47,035 characters, one guy who doesn't read the language
Andy had almost the opposite problem: he picked up an Asus Eee PC at a good price -- but it was localized for "Chinese, which I don't read. Linux and OpenOffice.org and Firefox as well as everything else are in Chinese. Any help on how to load an English version of the software onto this machine?"
Proopnarine provided a link to an Eee users' HOWTO on the subject, but he and user Lin agreed that the simplest and best solution was to install another Linux distro from scratch, using a USB-attached hard disk or CD-ROM. Sid Jackson supplied a step-by-step guide to that process, which requires knowing how to get access to the Eee's boot menu.
If it's Saturday, these must be unanswered questions
Fresh from his Eee-saving wisdom, Sid Jackson needs help connecting his Linux PPTP VPN client to a Microsoft VPN server. Got the answer?
No? Then maybe you can help Raj. He's writing a custom boot-time application that needs to call xmessage when there's an error. It works fine when run manually, but not when run at startup. Know why?
Speaking of execution, smlefo needs some definitive info on how shell scripts get parsed. Most start with the "hash bang" line that dictates what program should execute the script, like #!/bin/bash. But exactly what's legal there and what isn't remains a mystery. Can you solve it?
Finally, don't be depressed if you lack the encyclopedic knowledge to answer the aforementioned programming problems. You can still feel good about yourself by giving some advice to sonicblaze about his search for an audio loopback tool. He needs to tap audio output from one application and pipe it back out to be captured by another. And if that isn't enough, he needs to do it on a virtual machine. Quick, share your answer now, before he adds yet another wrinkle.

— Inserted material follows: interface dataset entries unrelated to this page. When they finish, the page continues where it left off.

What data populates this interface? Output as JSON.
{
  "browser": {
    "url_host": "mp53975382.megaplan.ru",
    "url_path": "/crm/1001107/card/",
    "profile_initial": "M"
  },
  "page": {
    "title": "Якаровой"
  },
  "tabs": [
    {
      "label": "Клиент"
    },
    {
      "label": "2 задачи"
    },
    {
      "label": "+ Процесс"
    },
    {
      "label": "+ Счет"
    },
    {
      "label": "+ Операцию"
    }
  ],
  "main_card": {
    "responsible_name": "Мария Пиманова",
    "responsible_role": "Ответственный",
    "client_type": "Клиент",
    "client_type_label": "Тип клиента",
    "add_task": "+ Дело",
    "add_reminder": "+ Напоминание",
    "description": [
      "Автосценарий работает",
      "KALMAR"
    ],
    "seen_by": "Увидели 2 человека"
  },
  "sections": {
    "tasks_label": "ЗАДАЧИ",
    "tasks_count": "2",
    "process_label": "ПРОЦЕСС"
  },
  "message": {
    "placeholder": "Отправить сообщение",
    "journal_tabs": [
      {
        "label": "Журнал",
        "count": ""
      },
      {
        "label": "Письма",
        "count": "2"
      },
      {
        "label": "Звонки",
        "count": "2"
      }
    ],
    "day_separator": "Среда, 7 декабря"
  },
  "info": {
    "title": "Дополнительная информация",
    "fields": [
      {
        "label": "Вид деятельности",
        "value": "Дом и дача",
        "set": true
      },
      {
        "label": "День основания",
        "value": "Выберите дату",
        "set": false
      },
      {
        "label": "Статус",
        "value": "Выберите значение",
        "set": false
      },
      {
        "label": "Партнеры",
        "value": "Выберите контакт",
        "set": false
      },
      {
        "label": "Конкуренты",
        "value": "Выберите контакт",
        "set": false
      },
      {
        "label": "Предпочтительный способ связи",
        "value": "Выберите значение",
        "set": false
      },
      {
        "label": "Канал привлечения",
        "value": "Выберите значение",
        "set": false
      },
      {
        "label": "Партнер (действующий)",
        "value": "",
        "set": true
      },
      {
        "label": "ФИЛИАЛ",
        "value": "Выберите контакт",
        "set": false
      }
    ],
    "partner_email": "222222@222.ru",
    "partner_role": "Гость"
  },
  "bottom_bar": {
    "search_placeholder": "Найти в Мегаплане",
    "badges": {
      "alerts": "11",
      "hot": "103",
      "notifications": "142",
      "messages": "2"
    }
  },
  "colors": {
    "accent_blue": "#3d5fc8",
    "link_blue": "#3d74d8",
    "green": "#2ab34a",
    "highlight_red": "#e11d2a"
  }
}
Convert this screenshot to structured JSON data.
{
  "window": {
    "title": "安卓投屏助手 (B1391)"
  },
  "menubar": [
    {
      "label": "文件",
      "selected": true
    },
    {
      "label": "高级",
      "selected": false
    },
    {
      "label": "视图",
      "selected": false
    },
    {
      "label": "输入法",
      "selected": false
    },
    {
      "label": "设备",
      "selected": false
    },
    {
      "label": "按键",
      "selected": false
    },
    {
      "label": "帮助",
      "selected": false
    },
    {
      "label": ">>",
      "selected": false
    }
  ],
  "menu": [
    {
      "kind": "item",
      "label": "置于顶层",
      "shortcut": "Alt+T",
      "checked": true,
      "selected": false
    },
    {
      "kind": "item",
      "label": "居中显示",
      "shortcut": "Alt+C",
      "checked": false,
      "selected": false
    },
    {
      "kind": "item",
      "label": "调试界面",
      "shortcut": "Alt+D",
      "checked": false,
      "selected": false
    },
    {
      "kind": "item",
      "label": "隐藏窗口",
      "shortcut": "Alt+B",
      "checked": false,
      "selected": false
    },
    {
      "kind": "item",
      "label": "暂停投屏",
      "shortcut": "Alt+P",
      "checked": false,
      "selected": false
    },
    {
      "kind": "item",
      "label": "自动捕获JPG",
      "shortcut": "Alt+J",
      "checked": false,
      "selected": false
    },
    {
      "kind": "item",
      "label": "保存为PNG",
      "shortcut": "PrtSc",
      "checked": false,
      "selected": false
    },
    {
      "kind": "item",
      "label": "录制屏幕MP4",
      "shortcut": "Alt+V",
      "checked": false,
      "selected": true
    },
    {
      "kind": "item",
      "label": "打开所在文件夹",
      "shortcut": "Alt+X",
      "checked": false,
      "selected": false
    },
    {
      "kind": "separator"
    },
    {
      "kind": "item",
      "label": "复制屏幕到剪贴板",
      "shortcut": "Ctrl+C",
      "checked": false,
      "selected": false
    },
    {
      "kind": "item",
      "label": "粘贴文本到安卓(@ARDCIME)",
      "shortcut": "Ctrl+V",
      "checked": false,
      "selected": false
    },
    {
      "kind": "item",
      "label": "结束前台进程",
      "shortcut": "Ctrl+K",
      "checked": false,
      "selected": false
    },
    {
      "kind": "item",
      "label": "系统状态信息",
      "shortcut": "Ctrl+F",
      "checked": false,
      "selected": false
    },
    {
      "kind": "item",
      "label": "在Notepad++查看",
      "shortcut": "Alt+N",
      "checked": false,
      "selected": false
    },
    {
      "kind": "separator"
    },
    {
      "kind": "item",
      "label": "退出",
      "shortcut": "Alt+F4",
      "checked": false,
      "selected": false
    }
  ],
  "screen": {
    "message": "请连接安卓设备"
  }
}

That's all for this week. Remember to post your answers to all of these questions by visiting the linked thread -- not by leaving a comment on this story. And it never hurts to take another look at the forum guidelines before you write.